Although being an important part of the process, very little is done to improve the subtraction step. For 3-D data, Dragoset et al. (2000) propose predicting the multiples streamer by streamer in 2D and subtracting them with flexible adaptive subtraction schemes with time-varying filters. The main problem with these methods is that they can damage primaries. The obvious advantage is that dealing with the prediction in a 2-D sense makes the computation of the multiples affordable for large surveys, relying on the subtraction step to deal with slight variations between the modeled and recorded multiples. The major drawback is that out of plane multiples, e.g., diffracted multiples, are not properly modeled, if at all. Herrmann and Verschuur (2004) separate multiples from primaries in the Curvelet domain by thresholding the data where the noise is present.

truenearoffset
Figure 1
Nearoffset section of the binned data for the CGG dataset. The cube is 70 km long by 2 km wide. Note the crossline dips in the right panel and the complex overburden where salt bodies are present close to the surface. The top part is a time slice at 2.4 s. Arrow WB shows the sea bottom, TS a top of salt reflection, WBM1 a first order water-bottom multiple, and WBM2 a second order water-bottom multiple.

In 2003, CGG donated 3-D marine data from a non-exclusive survey in the Gulf of Mexico from the Green Canyon area (Figure ). The acquisition consists of four streamers placed every 150 m with a flip-flop source interval of 37.5 m, the same source being repeated every 75 m. The receiver spacing is 25 m and the maximum offset equals 8.1 km. In addition, the presence of salt bodies with complex structure generate multiple events bouncing outside the 2-D plane between a given source and receiver. Thus, the acquisition geometry and the geology make the multiple removal with SRME very challenging. The goal of this Chapter is to illustrate on one seismic line for one streamer a multiple attenuation strategy based on a 2-D prediction of the multiples Dragoset et al. (2000) and a subtraction with the pattern-based approach of Chapter . This subtraction technique is robust to modeling errors and does not suffer from leakage problems. Application of this method to this dataset proves that the pattern-based method gives far better multiple attenuation results than adaptive subtraction with matching filters.

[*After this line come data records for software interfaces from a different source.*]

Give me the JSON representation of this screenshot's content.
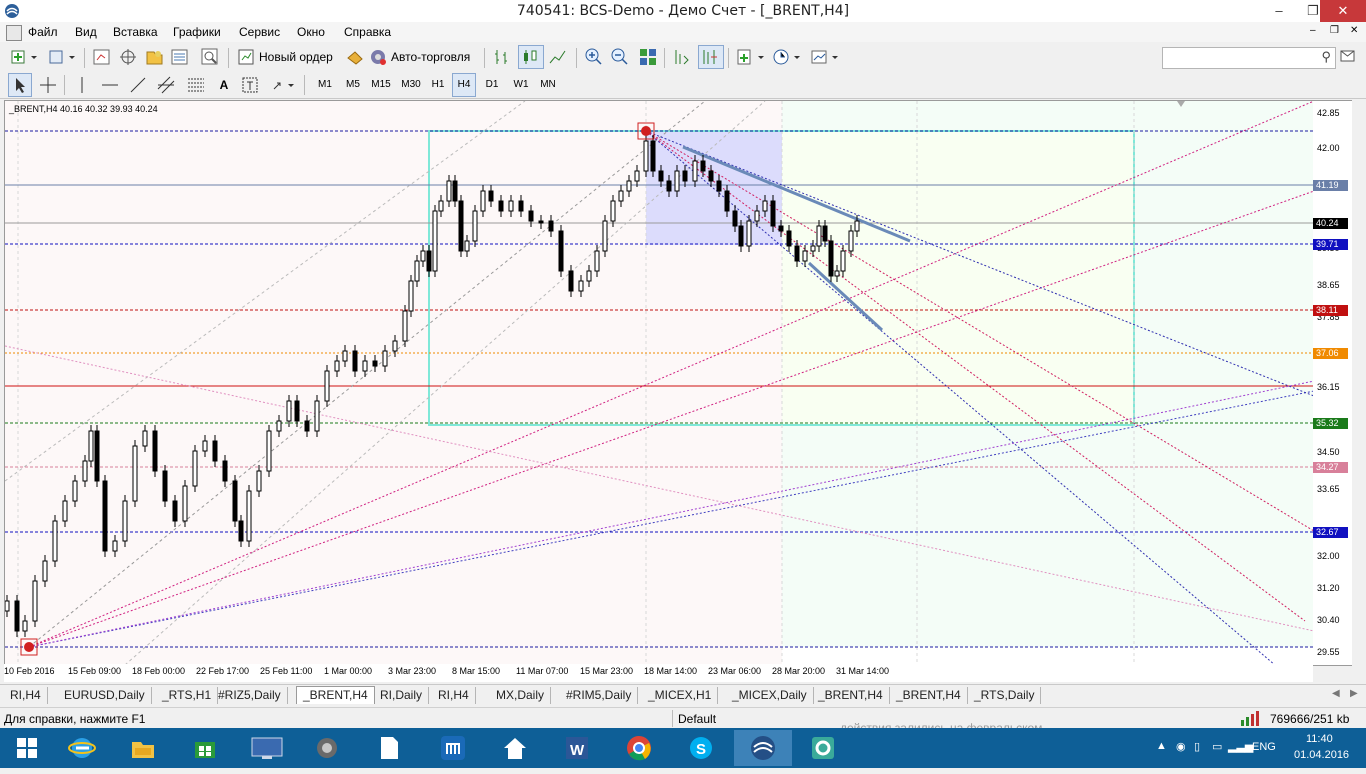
{
  "window": {
    "title": "740541: BCS-Demo - Демо Счет - [_BRENT,H4]",
    "controls": [
      "–",
      "❐",
      "✕"
    ]
  },
  "menu": [
    "Файл",
    "Вид",
    "Вставка",
    "Графики",
    "Сервис",
    "Окно",
    "Справка"
  ],
  "toolbar": {
    "new_order": "Новый ордер",
    "auto_trading": "Авто-торговля",
    "timeframes": [
      "M1",
      "M5",
      "M15",
      "M30",
      "H1",
      "H4",
      "D1",
      "W1",
      "MN"
    ],
    "active_timeframe": "H4"
  },
  "search": {
    "placeholder": ""
  },
  "chart": {
    "header": "_BRENT,H4  40.16 40.32 39.93 40.24",
    "price_labels": [
      "42.85",
      "42.00",
      "41.19",
      "40.24",
      "39.71",
      "39.50",
      "38.65",
      "38.11",
      "37.85",
      "37.06",
      "36.15",
      "35.32",
      "34.50",
      "34.27",
      "33.65",
      "32.67",
      "32.00",
      "31.20",
      "30.40",
      "29.55"
    ],
    "level_tags": [
      {
        "text": "41.19",
        "color": "#6a7fa8"
      },
      {
        "text": "40.24",
        "color": "#000000"
      },
      {
        "text": "39.71",
        "color": "#1010c0"
      },
      {
        "text": "38.11",
        "color": "#c01010"
      },
      {
        "text": "37.06",
        "color": "#f08a00"
      },
      {
        "text": "35.32",
        "color": "#1a7a1a"
      },
      {
        "text": "34.27",
        "color": "#d8809a"
      },
      {
        "text": "32.67",
        "color": "#1010c0"
      }
    ],
    "time_labels": [
      "10 Feb 2016",
      "15 Feb 09:00",
      "18 Feb 00:00",
      "22 Feb 17:00",
      "25 Feb 11:00",
      "1 Mar 00:00",
      "3 Mar 23:00",
      "8 Mar 15:00",
      "11 Mar 07:00",
      "15 Mar 23:00",
      "18 Mar 14:00",
      "23 Mar 06:00",
      "28 Mar 20:00",
      "31 Mar 14:00"
    ]
  },
  "tabs": [
    "RI,H4",
    "EURUSD,Daily",
    "_RTS,H1",
    "#RIZ5,Daily",
    "_BRENT,H4",
    "RI,Daily",
    "RI,H4",
    "MX,Daily",
    "#RIM5,Daily",
    "_MICEX,H1",
    "_MICEX,Daily",
    "_BRENT,H4",
    "_BRENT,H4",
    "_RTS,Daily"
  ],
  "active_tab_index": 4,
  "status": {
    "help": "Для справки, нажмите F1",
    "profile": "Default",
    "traffic": "769666/251 kb",
    "ghost": "действия залились на февральском"
  },
  "taskbar": {
    "lang": "ENG",
    "time": "11:40",
    "date": "01.04.2016"
  },
  "colors": {
    "taskbar": "#0e5f97",
    "close": "#c7383a",
    "cyan_box": "#7fe8d8"
  }
}
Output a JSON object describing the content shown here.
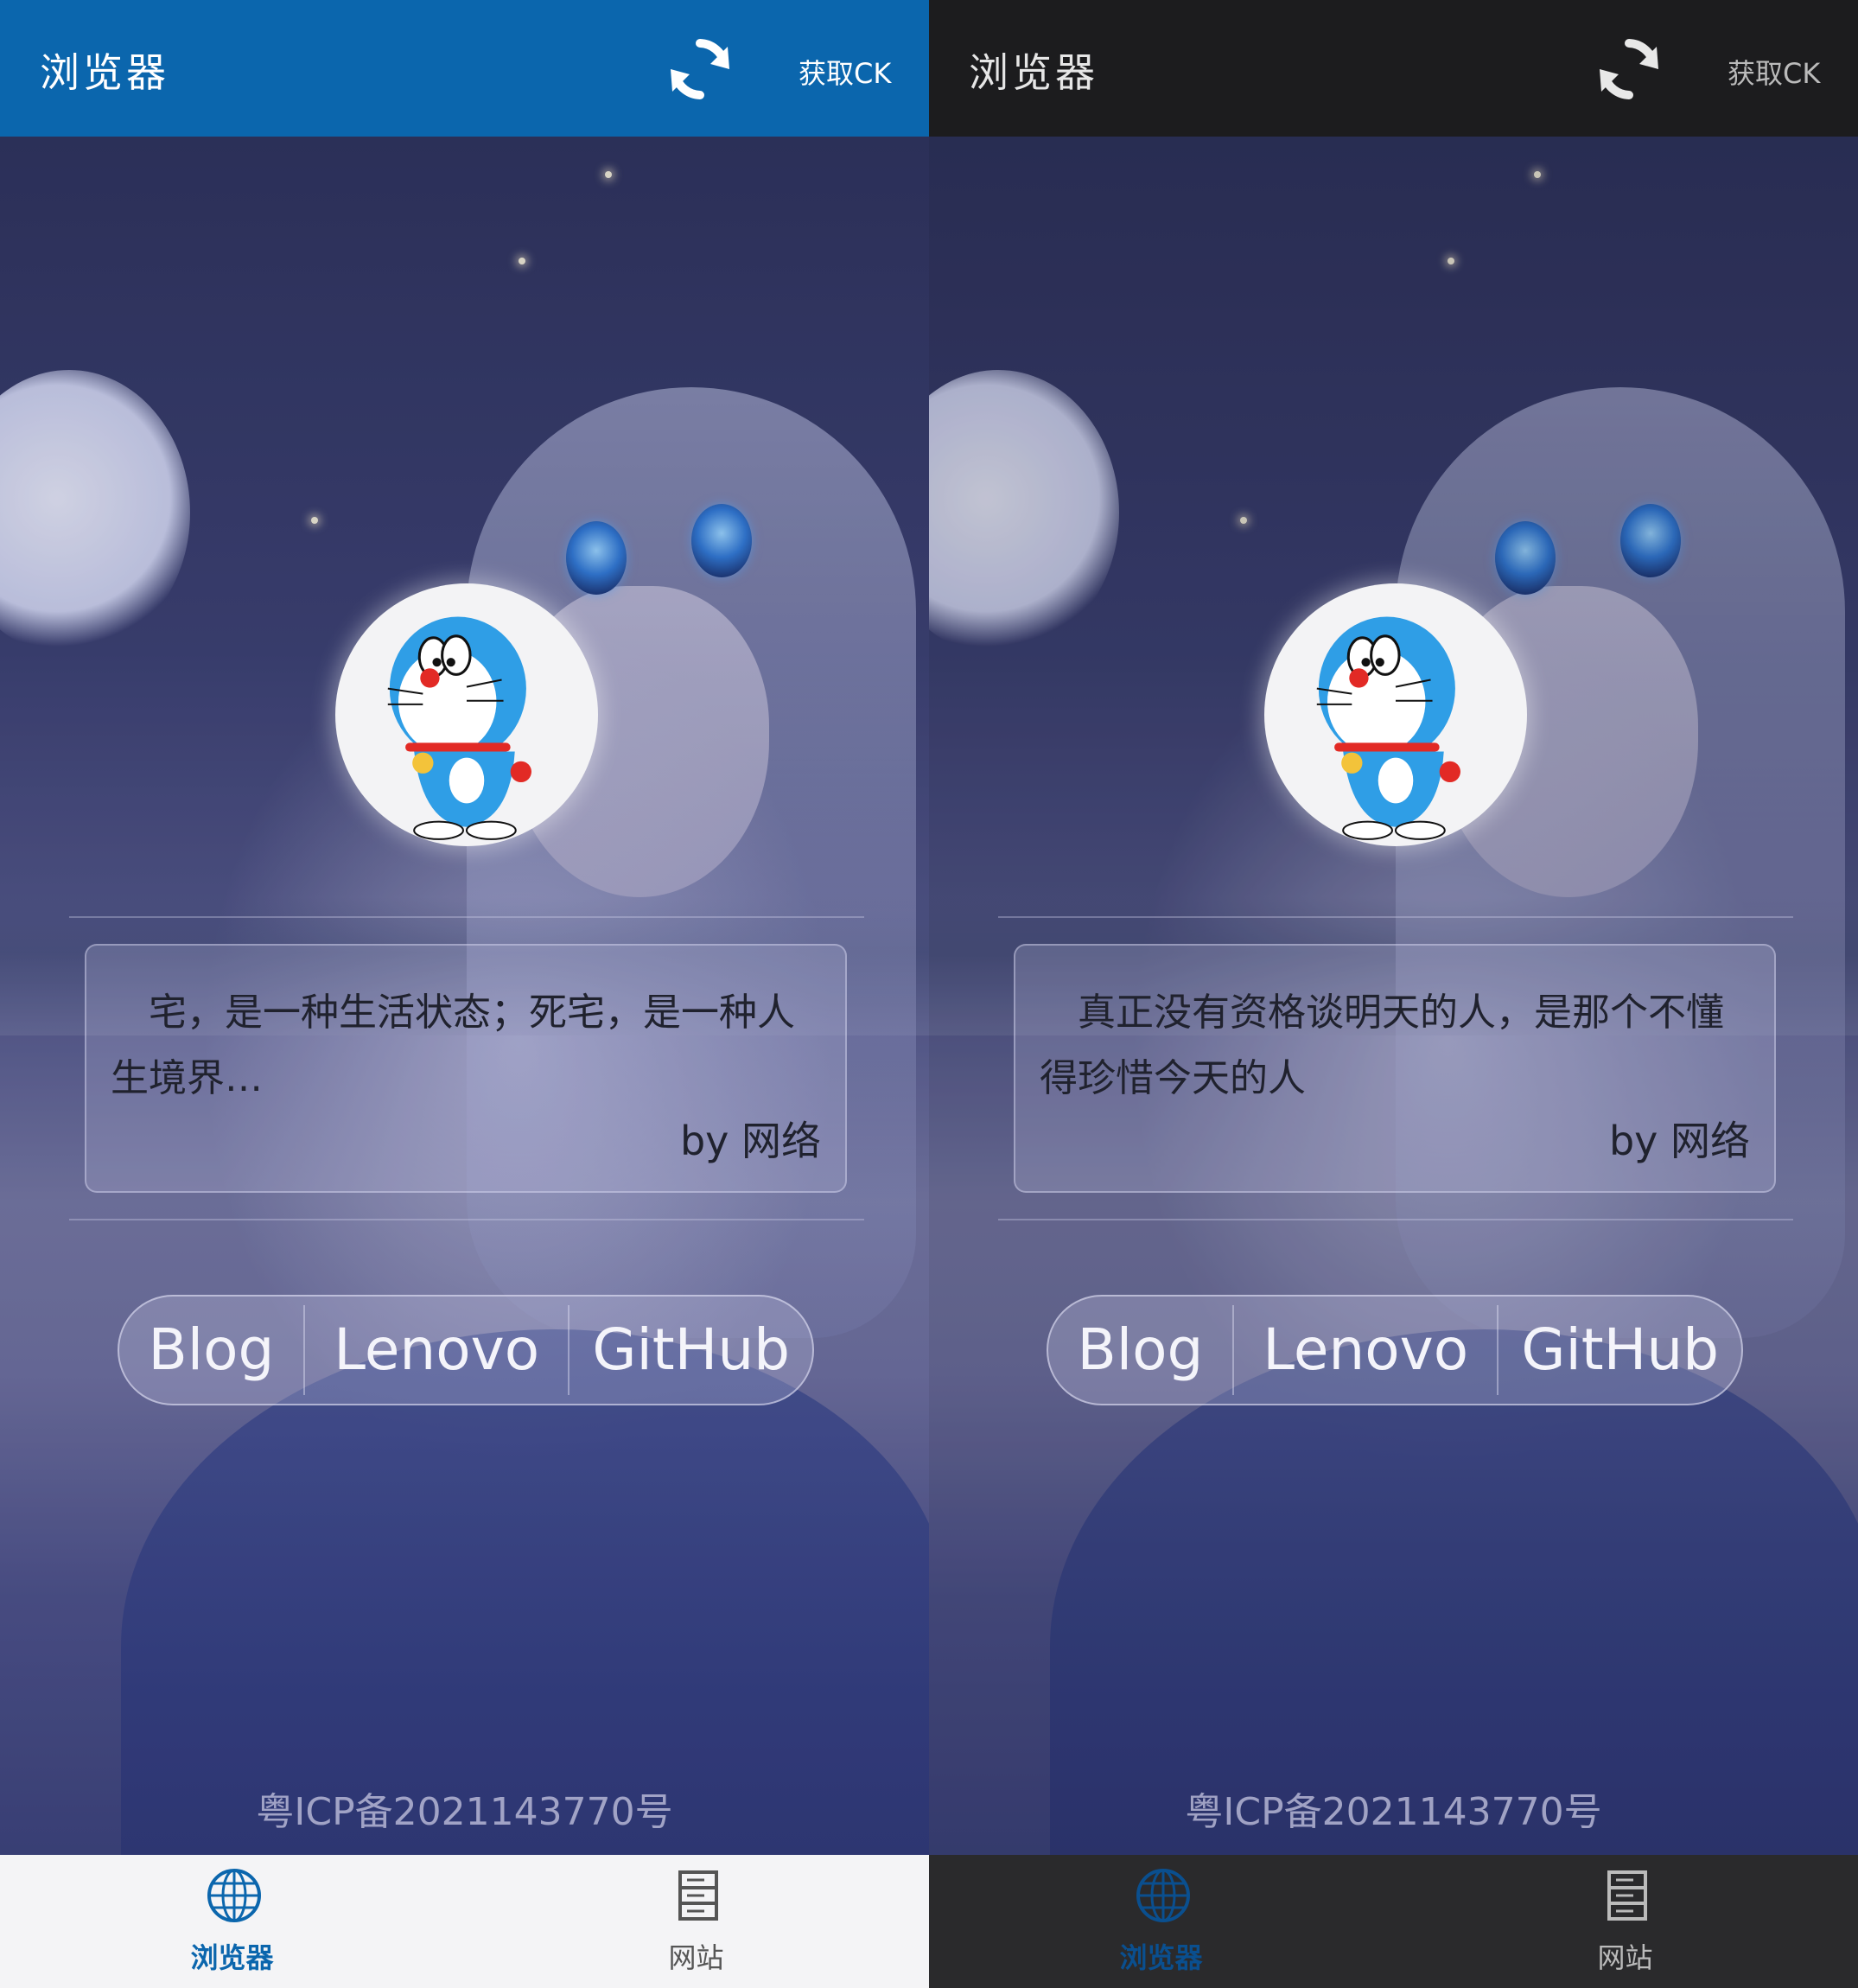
{
  "colors": {
    "light_topbar": "#0b66ad",
    "dark_topbar": "#1c1c1e",
    "accent": "#0b66ad",
    "light_navbar": "#f4f4f6",
    "dark_navbar": "#2a2a2c"
  },
  "screens": [
    {
      "theme": "light",
      "header": {
        "title": "浏览器",
        "refresh_icon": "refresh-icon",
        "get_ck_label": "获取CK"
      },
      "quote": {
        "text": "宅，是一种生活状态；死宅，是一种人生境界…",
        "by": "by 网络"
      },
      "links": [
        "Blog",
        "Lenovo",
        "GitHub"
      ],
      "footer": {
        "icp": "粤ICP备2021143770号"
      },
      "nav": [
        {
          "label": "浏览器",
          "icon": "globe-icon",
          "active": true
        },
        {
          "label": "网站",
          "icon": "server-list-icon",
          "active": false
        }
      ]
    },
    {
      "theme": "dark",
      "header": {
        "title": "浏览器",
        "refresh_icon": "refresh-icon",
        "get_ck_label": "获取CK"
      },
      "quote": {
        "text": "真正没有资格谈明天的人，是那个不懂得珍惜今天的人",
        "by": "by 网络"
      },
      "links": [
        "Blog",
        "Lenovo",
        "GitHub"
      ],
      "footer": {
        "icp": "粤ICP备2021143770号"
      },
      "nav": [
        {
          "label": "浏览器",
          "icon": "globe-icon",
          "active": true
        },
        {
          "label": "网站",
          "icon": "server-list-icon",
          "active": false
        }
      ]
    }
  ]
}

This Chapter starts by a description of an interpolation technique for shots and near-offset traces used before 2-D surface-related multiple prediction (SRMP) Verschuur et al. (1992). The interpolation is done in the CMP domain with a hyperbolic radon transform with and without sparseness constraints. Inversion with the sparseness constraint yields better interpolation results. Then, the multiple model obtained from the 2-D prediction is presented. Compared with the actual multiples present in the data, kinematic and amplitude errors are clearly visible in the multiple model. Finally, the multiples are attenuated with the pattern-based approach of Chapter and with adaptive subtraction. The data are then prestack migrated with and without multiples for the two subtraction techniques. Comparisons of the migration results illustrate that the pattern-based technique gives the best multiple attenuation results while preserving the primaries.

Next: Interpolation Up: Multiple attenuation: A 3-D Previous: Summary
Stanford Exploration Project
5/5/2005